[77] We have also conducted sensitivity analysis on algorithm parameters, for example, ensemble randomness and size, assimilation window, perturbation fields, and diverse model settings. Further refinements of the assimilation algorithms can thus be tested by tuning these algorithm parameters for better forecast performances. This is especially necessary for the case of the full-resolution model.

[78] It is the complexity of the chemistry-transport phenomena and the limited observations that make it difficult for the modeling and assimilation. The approximations of the complex phenomena make CTMs imperfect, and uncertainties arise. If a deterministic model is employed, or if the uncertainties are not realistic, the forecasts of the stable system approach to the reference simulations without assimilation. Therefore all assimilation algorithms have to be adaptive, in one way or another, so that the uncertainties should be better represented.

[79] For the design of better assimilation algorithms, serious investigations on error modeling are needed. The ensemble could be obtained from more uncertain sources, for example, numerical approximations and subgrid physical parameterizations. The statistics of the enlarged ensemble are expected to be more accurate approximations of the model error.

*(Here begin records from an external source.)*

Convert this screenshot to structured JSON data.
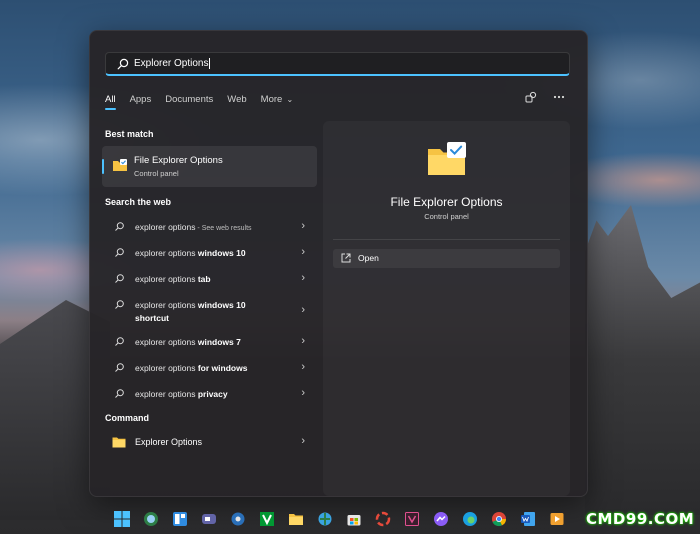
{
  "search": {
    "query": "Explorer Options"
  },
  "tabs": [
    {
      "label": "All"
    },
    {
      "label": "Apps"
    },
    {
      "label": "Documents"
    },
    {
      "label": "Web"
    },
    {
      "label": "More"
    }
  ],
  "best_match": {
    "heading": "Best match",
    "title": "File Explorer Options",
    "subtitle": "Control panel"
  },
  "web": {
    "heading": "Search the web",
    "items": [
      {
        "base": "explorer options",
        "bold": "",
        "suffix": " - See web results"
      },
      {
        "base": "explorer options ",
        "bold": "windows 10",
        "suffix": ""
      },
      {
        "base": "explorer options ",
        "bold": "tab",
        "suffix": ""
      },
      {
        "base": "explorer options ",
        "bold": "windows 10 shortcut",
        "suffix": ""
      },
      {
        "base": "explorer options ",
        "bold": "windows 7",
        "suffix": ""
      },
      {
        "base": "explorer options ",
        "bold": "for windows",
        "suffix": ""
      },
      {
        "base": "explorer options ",
        "bold": "privacy",
        "suffix": ""
      }
    ]
  },
  "command": {
    "heading": "Command",
    "item_label": "Explorer Options"
  },
  "detail": {
    "title": "File Explorer Options",
    "subtitle": "Control panel",
    "open_label": "Open"
  },
  "taskbar_icons": [
    "windows-start-icon",
    "search-icon",
    "widgets-icon",
    "teams-chat-icon",
    "settings-icon",
    "vim-icon",
    "file-explorer-icon",
    "network-globe-icon",
    "store-icon",
    "photos-icon",
    "media-icon",
    "messenger-icon",
    "edge-icon",
    "chrome-icon",
    "word-icon",
    "media-player-icon"
  ],
  "watermark": "CMD99.COM",
  "colors": {
    "accent": "#4cc2ff",
    "panel": "#262428",
    "folder": "#f6c343"
  }
}
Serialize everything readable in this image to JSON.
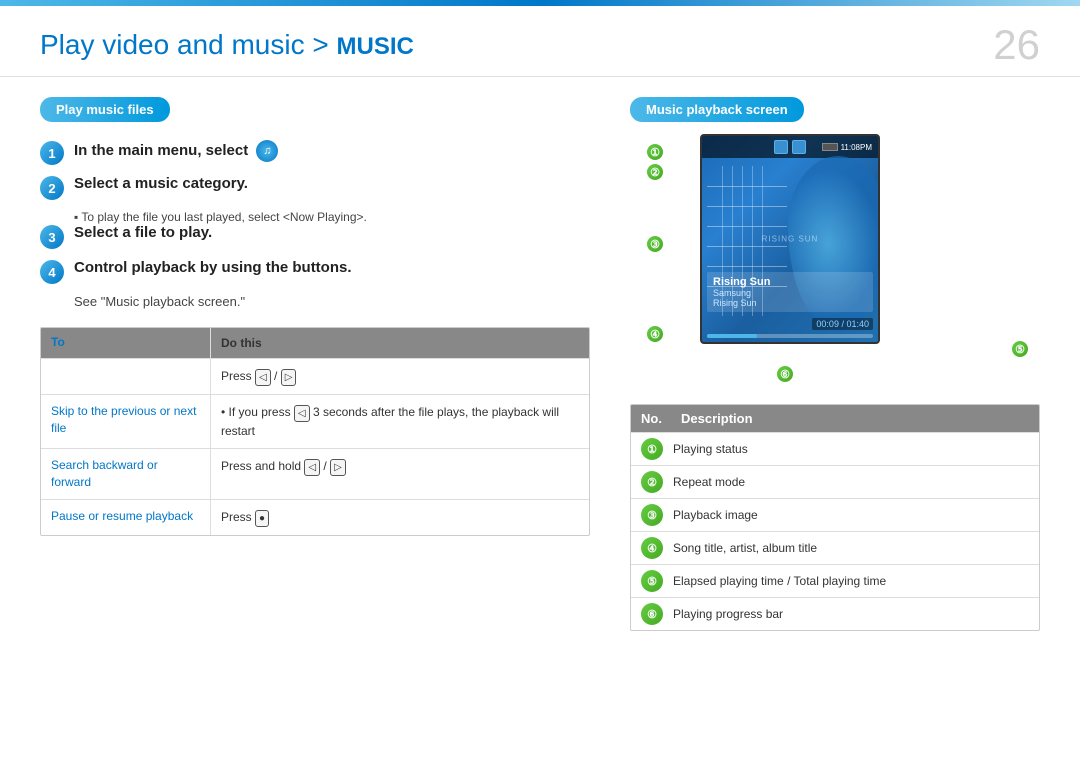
{
  "header": {
    "title_prefix": "Play video and music > ",
    "title_highlight": "MUSIC",
    "page_number": "26"
  },
  "left": {
    "section_badge": "Play music files",
    "steps": [
      {
        "number": "1",
        "text": "In the main menu, select",
        "has_icon": true
      },
      {
        "number": "2",
        "text": "Select a music category.",
        "sub": "To play the file you last played, select <Now Playing>."
      },
      {
        "number": "3",
        "text": "Select a file to play."
      },
      {
        "number": "4",
        "text": "Control playback by using the buttons.",
        "sub_plain": "See \"Music playback screen.\""
      }
    ],
    "table": {
      "header": {
        "col1": "To",
        "col2": "Do this"
      },
      "rows": [
        {
          "to": "",
          "do": "Press [◁] / [▷]"
        },
        {
          "to": "Skip to the previous or next file",
          "do_lines": [
            "• If you press [◁] 3 seconds after the file plays, the playback will restart"
          ]
        },
        {
          "to": "Search backward or forward",
          "do": "Press and hold [◁] / [▷]"
        },
        {
          "to": "Pause or resume playback",
          "do": "Press [●]"
        }
      ]
    }
  },
  "right": {
    "section_badge": "Music playback screen",
    "callouts": [
      "①",
      "②",
      "③",
      "④",
      "⑤",
      "⑥"
    ],
    "screen": {
      "time": "11:08PM",
      "song_title": "Rising Sun",
      "artist": "Samsung",
      "album": "Rising Sun",
      "elapsed": "00:09",
      "total": "01:40"
    },
    "description": {
      "header_no": "No.",
      "header_desc": "Description",
      "items": [
        {
          "num": "1",
          "text": "Playing status"
        },
        {
          "num": "2",
          "text": "Repeat mode"
        },
        {
          "num": "3",
          "text": "Playback image"
        },
        {
          "num": "4",
          "text": "Song title, artist, album title"
        },
        {
          "num": "5",
          "text": "Elapsed playing time / Total playing time"
        },
        {
          "num": "6",
          "text": "Playing progress bar"
        }
      ]
    }
  }
}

[80] Spatially heterogeneous perturbations, which smooth out the spurious correlations of long distance, would certainly produce more realistic model errors. Another concern is that the lognormal perturbations might result in non-Gaussian model errors. In this case, assimilation methods deviating from normal may have to be accounted for. Other methods rely on hybridizations between sequential and variational methods which essentially use the assimilation results from both methods for error modeling. The comparison of ensemble forecast techniques [Mallet and Sportisse, 2006a] and assimilation algorithms would also be an interesting topic for future studies.